Write out the data below in full. Keep it exact.

- - -

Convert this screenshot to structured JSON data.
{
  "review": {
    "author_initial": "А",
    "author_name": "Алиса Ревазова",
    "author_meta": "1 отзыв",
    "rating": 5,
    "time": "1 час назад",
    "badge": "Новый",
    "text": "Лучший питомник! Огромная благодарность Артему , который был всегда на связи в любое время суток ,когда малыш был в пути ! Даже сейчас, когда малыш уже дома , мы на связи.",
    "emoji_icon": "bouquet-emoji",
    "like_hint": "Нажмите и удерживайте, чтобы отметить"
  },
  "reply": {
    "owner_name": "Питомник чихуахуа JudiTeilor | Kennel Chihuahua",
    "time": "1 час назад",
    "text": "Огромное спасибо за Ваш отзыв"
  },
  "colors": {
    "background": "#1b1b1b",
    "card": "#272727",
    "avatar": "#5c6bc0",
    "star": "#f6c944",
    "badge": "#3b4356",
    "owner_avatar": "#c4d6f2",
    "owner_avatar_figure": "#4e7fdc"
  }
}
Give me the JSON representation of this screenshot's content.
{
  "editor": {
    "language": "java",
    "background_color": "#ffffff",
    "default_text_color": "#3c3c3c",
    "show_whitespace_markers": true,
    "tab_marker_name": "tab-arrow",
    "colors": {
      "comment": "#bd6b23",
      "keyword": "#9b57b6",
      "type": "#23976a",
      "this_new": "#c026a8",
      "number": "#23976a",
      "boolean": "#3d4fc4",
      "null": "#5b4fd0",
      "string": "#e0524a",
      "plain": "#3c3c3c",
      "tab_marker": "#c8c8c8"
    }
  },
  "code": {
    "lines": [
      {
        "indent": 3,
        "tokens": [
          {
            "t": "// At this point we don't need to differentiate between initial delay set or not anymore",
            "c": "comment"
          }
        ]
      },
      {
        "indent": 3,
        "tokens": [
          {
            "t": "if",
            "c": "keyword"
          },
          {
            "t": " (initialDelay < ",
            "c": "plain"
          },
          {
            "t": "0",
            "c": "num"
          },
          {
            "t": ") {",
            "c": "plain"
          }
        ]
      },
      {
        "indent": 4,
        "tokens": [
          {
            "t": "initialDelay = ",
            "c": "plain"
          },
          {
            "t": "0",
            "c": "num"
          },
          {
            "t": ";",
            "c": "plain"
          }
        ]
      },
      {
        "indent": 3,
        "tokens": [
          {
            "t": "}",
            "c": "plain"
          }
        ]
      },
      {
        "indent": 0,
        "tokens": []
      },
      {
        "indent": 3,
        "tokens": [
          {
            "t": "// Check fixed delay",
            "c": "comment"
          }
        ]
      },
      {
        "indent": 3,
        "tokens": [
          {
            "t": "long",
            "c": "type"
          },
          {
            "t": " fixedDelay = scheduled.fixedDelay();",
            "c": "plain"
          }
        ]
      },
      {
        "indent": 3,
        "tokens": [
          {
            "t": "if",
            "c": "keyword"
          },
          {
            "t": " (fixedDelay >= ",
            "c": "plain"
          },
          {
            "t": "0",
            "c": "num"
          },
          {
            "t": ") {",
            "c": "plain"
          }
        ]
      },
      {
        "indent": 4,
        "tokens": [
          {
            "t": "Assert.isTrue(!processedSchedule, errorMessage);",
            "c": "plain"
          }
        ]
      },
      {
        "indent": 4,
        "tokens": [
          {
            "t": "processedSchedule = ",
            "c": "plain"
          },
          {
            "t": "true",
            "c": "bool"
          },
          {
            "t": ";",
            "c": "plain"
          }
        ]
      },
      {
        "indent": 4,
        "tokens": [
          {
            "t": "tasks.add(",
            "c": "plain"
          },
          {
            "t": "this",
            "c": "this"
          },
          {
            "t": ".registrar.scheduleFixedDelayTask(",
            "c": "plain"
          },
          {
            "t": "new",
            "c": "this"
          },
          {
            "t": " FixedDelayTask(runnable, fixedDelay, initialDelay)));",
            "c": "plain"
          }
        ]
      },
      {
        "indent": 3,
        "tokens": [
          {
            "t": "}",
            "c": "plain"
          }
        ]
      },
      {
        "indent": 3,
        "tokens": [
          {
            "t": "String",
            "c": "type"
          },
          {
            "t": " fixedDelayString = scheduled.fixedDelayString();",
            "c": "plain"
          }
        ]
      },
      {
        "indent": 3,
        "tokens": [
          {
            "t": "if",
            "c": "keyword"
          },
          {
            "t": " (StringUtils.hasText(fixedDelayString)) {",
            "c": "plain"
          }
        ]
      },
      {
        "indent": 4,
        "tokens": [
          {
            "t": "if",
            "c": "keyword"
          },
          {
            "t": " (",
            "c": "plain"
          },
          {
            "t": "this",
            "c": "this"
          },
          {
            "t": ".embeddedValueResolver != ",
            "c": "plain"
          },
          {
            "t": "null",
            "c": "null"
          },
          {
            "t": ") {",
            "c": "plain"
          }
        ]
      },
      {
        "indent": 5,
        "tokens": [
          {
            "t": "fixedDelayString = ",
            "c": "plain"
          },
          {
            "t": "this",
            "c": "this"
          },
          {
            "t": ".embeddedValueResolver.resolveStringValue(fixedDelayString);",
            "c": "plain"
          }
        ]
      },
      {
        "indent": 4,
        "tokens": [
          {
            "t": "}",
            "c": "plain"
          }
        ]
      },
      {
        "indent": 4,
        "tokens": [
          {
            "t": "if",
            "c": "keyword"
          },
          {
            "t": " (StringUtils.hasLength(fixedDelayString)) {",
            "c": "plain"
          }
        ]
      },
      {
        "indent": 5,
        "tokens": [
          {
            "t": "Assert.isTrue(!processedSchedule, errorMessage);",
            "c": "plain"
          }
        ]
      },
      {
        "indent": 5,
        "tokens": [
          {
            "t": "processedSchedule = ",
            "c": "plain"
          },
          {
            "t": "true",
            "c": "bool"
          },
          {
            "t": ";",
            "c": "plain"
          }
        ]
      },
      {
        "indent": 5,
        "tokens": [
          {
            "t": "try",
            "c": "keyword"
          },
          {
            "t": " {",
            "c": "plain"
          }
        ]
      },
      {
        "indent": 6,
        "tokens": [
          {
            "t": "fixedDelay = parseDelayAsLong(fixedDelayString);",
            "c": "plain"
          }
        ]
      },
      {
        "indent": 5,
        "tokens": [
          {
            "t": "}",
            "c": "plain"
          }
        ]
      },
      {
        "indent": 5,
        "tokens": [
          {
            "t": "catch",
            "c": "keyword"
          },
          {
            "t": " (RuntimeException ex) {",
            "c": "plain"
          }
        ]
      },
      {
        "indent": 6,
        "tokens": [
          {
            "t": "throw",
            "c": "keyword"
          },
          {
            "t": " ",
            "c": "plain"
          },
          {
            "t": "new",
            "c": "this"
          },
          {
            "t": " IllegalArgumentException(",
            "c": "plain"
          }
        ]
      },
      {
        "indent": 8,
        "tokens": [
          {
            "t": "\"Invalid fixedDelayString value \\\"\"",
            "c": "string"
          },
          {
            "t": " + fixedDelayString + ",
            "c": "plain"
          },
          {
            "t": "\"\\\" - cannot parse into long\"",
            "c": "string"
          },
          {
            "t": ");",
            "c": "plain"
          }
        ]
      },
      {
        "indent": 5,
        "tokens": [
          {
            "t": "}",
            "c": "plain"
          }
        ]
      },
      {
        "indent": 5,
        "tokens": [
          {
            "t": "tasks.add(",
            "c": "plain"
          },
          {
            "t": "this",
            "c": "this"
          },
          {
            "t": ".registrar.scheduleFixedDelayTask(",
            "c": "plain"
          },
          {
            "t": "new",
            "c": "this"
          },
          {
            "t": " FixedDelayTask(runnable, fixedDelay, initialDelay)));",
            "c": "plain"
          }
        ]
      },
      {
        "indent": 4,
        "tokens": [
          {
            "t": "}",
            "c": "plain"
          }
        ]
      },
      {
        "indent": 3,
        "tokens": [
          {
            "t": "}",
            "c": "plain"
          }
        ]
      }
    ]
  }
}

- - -

* Exercise solution:
Convert this screenshot to structured JSON data.
{
  "review": {
    "author_initial": "А",
    "author_name": "Алиса Ревазова",
    "author_meta": "1 отзыв",
    "rating": 5,
    "time": "1 час назад",
    "badge": "Новый",
    "text": "Лучший питомник! Огромная благодарность Артему , который был всегда на связи в любое время суток ,когда малыш был в пути ! Даже сейчас, когда малыш уже дома , мы на связи.",
    "emoji_icon": "bouquet-emoji",
    "like_hint": "Нажмите и удерживайте, чтобы отметить"
  },
  "reply": {
    "owner_name": "Питомник чихуахуа JudiTeilor | Kennel Chihuahua",
    "time": "1 час назад",
    "text": "Огромное спасибо за Ваш отзыв"
  },
  "colors": {
    "background": "#1b1b1b",
    "card": "#272727",
    "avatar": "#5c6bc0",
    "star": "#f6c944",
    "badge": "#3b4356",
    "owner_avatar": "#c4d6f2",
    "owner_avatar_figure": "#4e7fdc"
  }
}
Give me the JSON representation of this screenshot's content.
{
  "editor": {
    "language": "java",
    "background_color": "#ffffff",
    "default_text_color": "#3c3c3c",
    "show_whitespace_markers": true,
    "tab_marker_name": "tab-arrow",
    "colors": {
      "comment": "#bd6b23",
      "keyword": "#9b57b6",
      "type": "#23976a",
      "this_new": "#c026a8",
      "number": "#23976a",
      "boolean": "#3d4fc4",
      "null": "#5b4fd0",
      "string": "#e0524a",
      "plain": "#3c3c3c",
      "tab_marker": "#c8c8c8"
    }
  },
  "code": {
    "lines": [
      {
        "indent": 3,
        "tokens": [
          {
            "t": "// At this point we don't need to differentiate between initial delay set or not anymore",
            "c": "comment"
          }
        ]
      },
      {
        "indent": 3,
        "tokens": [
          {
            "t": "if",
            "c": "keyword"
          },
          {
            "t": " (initialDelay < ",
            "c": "plain"
          },
          {
            "t": "0",
            "c": "num"
          },
          {
            "t": ") {",
            "c": "plain"
          }
        ]
      },
      {
        "indent": 4,
        "tokens": [
          {
            "t": "initialDelay = ",
            "c": "plain"
          },
          {
            "t": "0",
            "c": "num"
          },
          {
            "t": ";",
            "c": "plain"
          }
        ]
      },
      {
        "indent": 3,
        "tokens": [
          {
            "t": "}",
            "c": "plain"
          }
        ]
      },
      {
        "indent": 0,
        "tokens": []
      },
      {
        "indent": 3,
        "tokens": [
          {
            "t": "// Check fixed delay",
            "c": "comment"
          }
        ]
      },
      {
        "indent": 3,
        "tokens": [
          {
            "t": "long",
            "c": "type"
          },
          {
            "t": " fixedDelay = scheduled.fixedDelay();",
            "c": "plain"
          }
        ]
      },
      {
        "indent": 3,
        "tokens": [
          {
            "t": "if",
            "c": "keyword"
          },
          {
            "t": " (fixedDelay >= ",
            "c": "plain"
          },
          {
            "t": "0",
            "c": "num"
          },
          {
            "t": ") {",
            "c": "plain"
          }
        ]
      },
      {
        "indent": 4,
        "tokens": [
          {
            "t": "Assert.isTrue(!processedSchedule, errorMessage);",
            "c": "plain"
          }
        ]
      },
      {
        "indent": 4,
        "tokens": [
          {
            "t": "processedSchedule = ",
            "c": "plain"
          },
          {
            "t": "true",
            "c": "bool"
          },
          {
            "t": ";",
            "c": "plain"
          }
        ]
      },
      {
        "indent": 4,
        "tokens": [
          {
            "t": "tasks.add(",
            "c": "plain"
          },
          {
            "t": "this",
            "c": "this"
          },
          {
            "t": ".registrar.scheduleFixedDelayTask(",
            "c": "plain"
          },
          {
            "t": "new",
            "c": "this"
          },
          {
            "t": " FixedDelayTask(runnable, fixedDelay, initialDelay)));",
            "c": "plain"
          }
        ]
      },
      {
        "indent": 3,
        "tokens": [
          {
            "t": "}",
            "c": "plain"
          }
        ]
      },
      {
        "indent": 3,
        "tokens": [
          {
            "t": "String",
            "c": "type"
          },
          {
            "t": " fixedDelayString = scheduled.fixedDelayString();",
            "c": "plain"
          }
        ]
      },
      {
        "indent": 3,
        "tokens": [
          {
            "t": "if",
            "c": "keyword"
          },
          {
            "t": " (StringUtils.hasText(fixedDelayString)) {",
            "c": "plain"
          }
        ]
      },
      {
        "indent": 4,
        "tokens": [
          {
            "t": "if",
            "c": "keyword"
          },
          {
            "t": " (",
            "c": "plain"
          },
          {
            "t": "this",
            "c": "this"
          },
          {
            "t": ".embeddedValueResolver != ",
            "c": "plain"
          },
          {
            "t": "null",
            "c": "null"
          },
          {
            "t": ") {",
            "c": "plain"
          }
        ]
      },
      {
        "indent": 5,
        "tokens": [
          {
            "t": "fixedDelayString = ",
            "c": "plain"
          },
          {
            "t": "this",
            "c": "this"
          },
          {
            "t": ".embeddedValueResolver.resolveStringValue(fixedDelayString);",
            "c": "plain"
          }
        ]
      },
      {
        "indent": 4,
        "tokens": [
          {
            "t": "}",
            "c": "plain"
          }
        ]
      },
      {
        "indent": 4,
        "tokens": [
          {
            "t": "if",
            "c": "keyword"
          },
          {
            "t": " (StringUtils.hasLength(fixedDelayString)) {",
            "c": "plain"
          }
        ]
      },
      {
        "indent": 5,
        "tokens": [
          {
            "t": "Assert.isTrue(!processedSchedule, errorMessage);",
            "c": "plain"
          }
        ]
      },
      {
        "indent": 5,
        "tokens": [
          {
            "t": "processedSchedule = ",
            "c": "plain"
          },
          {
            "t": "true",
            "c": "bool"
          },
          {
            "t": ";",
            "c": "plain"
          }
        ]
      },
      {
        "indent": 5,
        "tokens": [
          {
            "t": "try",
            "c": "keyword"
          },
          {
            "t": " {",
            "c": "plain"
          }
        ]
      },
      {
        "indent": 6,
        "tokens": [
          {
            "t": "fixedDelay = parseDelayAsLong(fixedDelayString);",
            "c": "plain"
          }
        ]
      },
      {
        "indent": 5,
        "tokens": [
          {
            "t": "}",
            "c": "plain"
          }
        ]
      },
      {
        "indent": 5,
        "tokens": [
          {
            "t": "catch",
            "c": "keyword"
          },
          {
            "t": " (RuntimeException ex) {",
            "c": "plain"
          }
        ]
      },
      {
        "indent": 6,
        "tokens": [
          {
            "t": "throw",
            "c": "keyword"
          },
          {
            "t": " ",
            "c": "plain"
          },
          {
            "t": "new",
            "c": "this"
          },
          {
            "t": " IllegalArgumentException(",
            "c": "plain"
          }
        ]
      },
      {
        "indent": 8,
        "tokens": [
          {
            "t": "\"Invalid fixedDelayString value \\\"\"",
            "c": "string"
          },
          {
            "t": " + fixedDelayString + ",
            "c": "plain"
          },
          {
            "t": "\"\\\" - cannot parse into long\"",
            "c": "string"
          },
          {
            "t": ");",
            "c": "plain"
          }
        ]
      },
      {
        "indent": 5,
        "tokens": [
          {
            "t": "}",
            "c": "plain"
          }
        ]
      },
      {
        "indent": 5,
        "tokens": [
          {
            "t": "tasks.add(",
            "c": "plain"
          },
          {
            "t": "this",
            "c": "this"
          },
          {
            "t": ".registrar.scheduleFixedDelayTask(",
            "c": "plain"
          },
          {
            "t": "new",
            "c": "this"
          },
          {
            "t": " FixedDelayTask(runnable, fixedDelay, initialDelay)));",
            "c": "plain"
          }
        ]
      },
      {
        "indent": 4,
        "tokens": [
          {
            "t": "}",
            "c": "plain"
          }
        ]
      },
      {
        "indent": 3,
        "tokens": [
          {
            "t": "}",
            "c": "plain"
          }
        ]
      }
    ]
  }
}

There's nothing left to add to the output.